* ACTIVITY: How many lines in the records below hold the string "checked"? Answer with the number alone.

** EXERCISE DATA follows **

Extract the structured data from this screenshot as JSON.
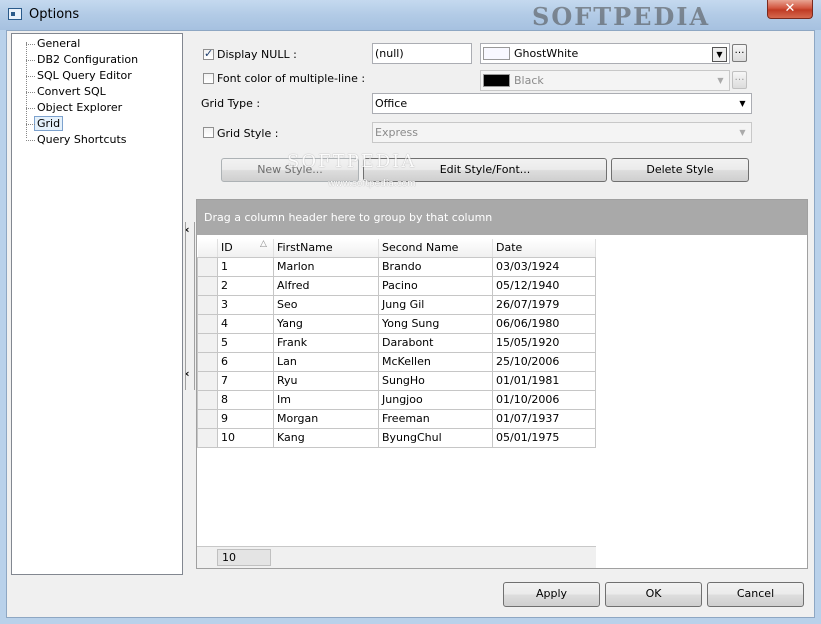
{
  "window": {
    "title": "Options",
    "close_glyph": "✕",
    "watermark": "SOFTPEDIA"
  },
  "tree": {
    "items": [
      {
        "label": "General",
        "selected": false
      },
      {
        "label": "DB2 Configuration",
        "selected": false
      },
      {
        "label": "SQL Query Editor",
        "selected": false
      },
      {
        "label": "Convert SQL",
        "selected": false
      },
      {
        "label": "Object Explorer",
        "selected": false
      },
      {
        "label": "Grid",
        "selected": true
      },
      {
        "label": "Query Shortcuts",
        "selected": false
      }
    ]
  },
  "settings": {
    "display_null": {
      "label": "Display NULL :",
      "checked": true,
      "value": "(null)"
    },
    "display_null_color": {
      "label": "GhostWhite",
      "swatch": "#f8f8ff",
      "dots": "…"
    },
    "font_color": {
      "label": "Font color of multiple-line :",
      "checked": false
    },
    "font_color_value": {
      "label": "Black",
      "swatch": "#000000",
      "dots": "…"
    },
    "grid_type": {
      "label": "Grid Type :",
      "value": "Office"
    },
    "grid_style": {
      "label": "Grid Style :",
      "checked": false,
      "value": "Express"
    }
  },
  "style_buttons": {
    "new": "New Style...",
    "edit": "Edit Style/Font...",
    "delete": "Delete Style"
  },
  "watermark_mid": {
    "big": "SOFTPEDIA",
    "small": "www.softpedia.com"
  },
  "grid": {
    "group_panel_text": "Drag a column header here to group by that column",
    "columns": [
      "ID",
      "FirstName",
      "Second Name",
      "Date"
    ],
    "sort_glyph": "△",
    "rows": [
      [
        "1",
        "Marlon",
        "Brando",
        "03/03/1924"
      ],
      [
        "2",
        "Alfred",
        "Pacino",
        "05/12/1940"
      ],
      [
        "3",
        "Seo",
        "Jung Gil",
        "26/07/1979"
      ],
      [
        "4",
        "Yang",
        "Yong Sung",
        "06/06/1980"
      ],
      [
        "5",
        "Frank",
        "Darabont",
        "15/05/1920"
      ],
      [
        "6",
        "Lan",
        "McKellen",
        "25/10/2006"
      ],
      [
        "7",
        "Ryu",
        "SungHo",
        "01/01/1981"
      ],
      [
        "8",
        "Im",
        "Jungjoo",
        "01/10/2006"
      ],
      [
        "9",
        "Morgan",
        "Freeman",
        "01/07/1937"
      ],
      [
        "10",
        "Kang",
        "ByungChul",
        "05/01/1975"
      ]
    ],
    "footer_count": "10",
    "splitter_glyph": "‹"
  },
  "dialog_buttons": {
    "apply": "Apply",
    "ok": "OK",
    "cancel": "Cancel"
  }
}
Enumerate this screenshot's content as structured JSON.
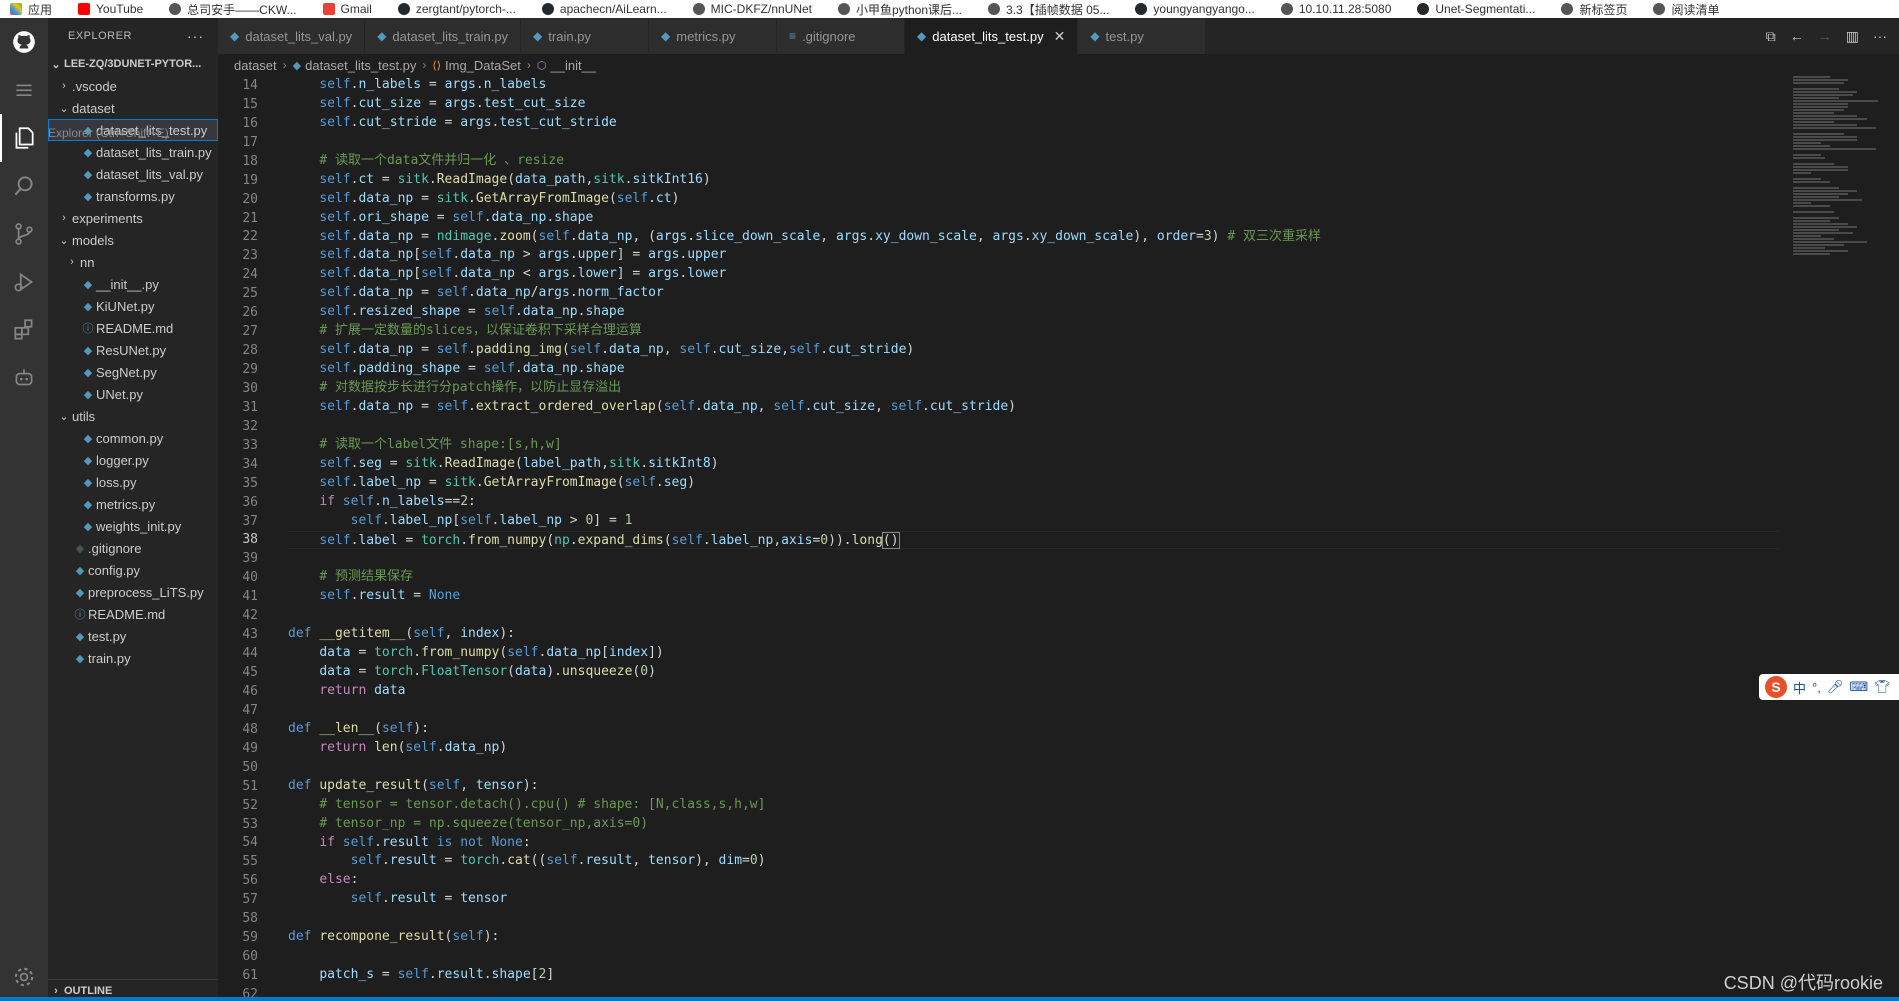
{
  "bookmarks": [
    "应用",
    "YouTube",
    "总司安手——CKW...",
    "Gmail",
    "zergtant/pytorch-...",
    "apachecn/AiLearn...",
    "MIC-DKFZ/nnUNet",
    "小甲鱼python课后...",
    "3.3【插帧数据 05...",
    "youngyangyango...",
    "10.10.11.28:5080",
    "Unet-Segmentati...",
    "新标签页",
    "阅读清单"
  ],
  "sidebar": {
    "title": "EXPLORER",
    "more": "···",
    "root": "LEE-ZQ/3DUNET-PYTOR...",
    "tooltip": "Explorer (Ctrl+Shift+E)",
    "items": [
      {
        "label": ".vscode",
        "type": "folder",
        "depth": 1,
        "open": false
      },
      {
        "label": "dataset",
        "type": "folder",
        "depth": 1,
        "open": true
      },
      {
        "label": "dataset_lits_test.py",
        "type": "py",
        "depth": 2,
        "selected": true
      },
      {
        "label": "dataset_lits_train.py",
        "type": "py",
        "depth": 2
      },
      {
        "label": "dataset_lits_val.py",
        "type": "py",
        "depth": 2
      },
      {
        "label": "transforms.py",
        "type": "py",
        "depth": 2
      },
      {
        "label": "experiments",
        "type": "folder",
        "depth": 1,
        "open": false
      },
      {
        "label": "models",
        "type": "folder",
        "depth": 1,
        "open": true
      },
      {
        "label": "nn",
        "type": "folder",
        "depth": 2,
        "open": false
      },
      {
        "label": "__init__.py",
        "type": "py",
        "depth": 2
      },
      {
        "label": "KiUNet.py",
        "type": "py",
        "depth": 2
      },
      {
        "label": "README.md",
        "type": "md",
        "depth": 2
      },
      {
        "label": "ResUNet.py",
        "type": "py",
        "depth": 2
      },
      {
        "label": "SegNet.py",
        "type": "py",
        "depth": 2
      },
      {
        "label": "UNet.py",
        "type": "py",
        "depth": 2
      },
      {
        "label": "utils",
        "type": "folder",
        "depth": 1,
        "open": true
      },
      {
        "label": "common.py",
        "type": "py",
        "depth": 2
      },
      {
        "label": "logger.py",
        "type": "py",
        "depth": 2
      },
      {
        "label": "loss.py",
        "type": "py",
        "depth": 2
      },
      {
        "label": "metrics.py",
        "type": "py",
        "depth": 2
      },
      {
        "label": "weights_init.py",
        "type": "py",
        "depth": 2
      },
      {
        "label": ".gitignore",
        "type": "git",
        "depth": 1
      },
      {
        "label": "config.py",
        "type": "py",
        "depth": 1
      },
      {
        "label": "preprocess_LiTS.py",
        "type": "py",
        "depth": 1
      },
      {
        "label": "README.md",
        "type": "md",
        "depth": 1
      },
      {
        "label": "test.py",
        "type": "py",
        "depth": 1
      },
      {
        "label": "train.py",
        "type": "py",
        "depth": 1
      }
    ],
    "outline": "OUTLINE"
  },
  "tabs": [
    {
      "label": "dataset_lits_val.py",
      "active": false
    },
    {
      "label": "dataset_lits_train.py",
      "active": false
    },
    {
      "label": "train.py",
      "active": false
    },
    {
      "label": "metrics.py",
      "active": false
    },
    {
      "label": ".gitignore",
      "active": false
    },
    {
      "label": "dataset_lits_test.py",
      "active": true
    },
    {
      "label": "test.py",
      "active": false
    }
  ],
  "breadcrumb": [
    "dataset",
    "dataset_lits_test.py",
    "Img_DataSet",
    "__init__"
  ],
  "current_line": 38,
  "ime_label": "中",
  "watermark": "CSDN @代码rookie"
}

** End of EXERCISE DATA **

* ANSWER TO THIS EXERCISE: 3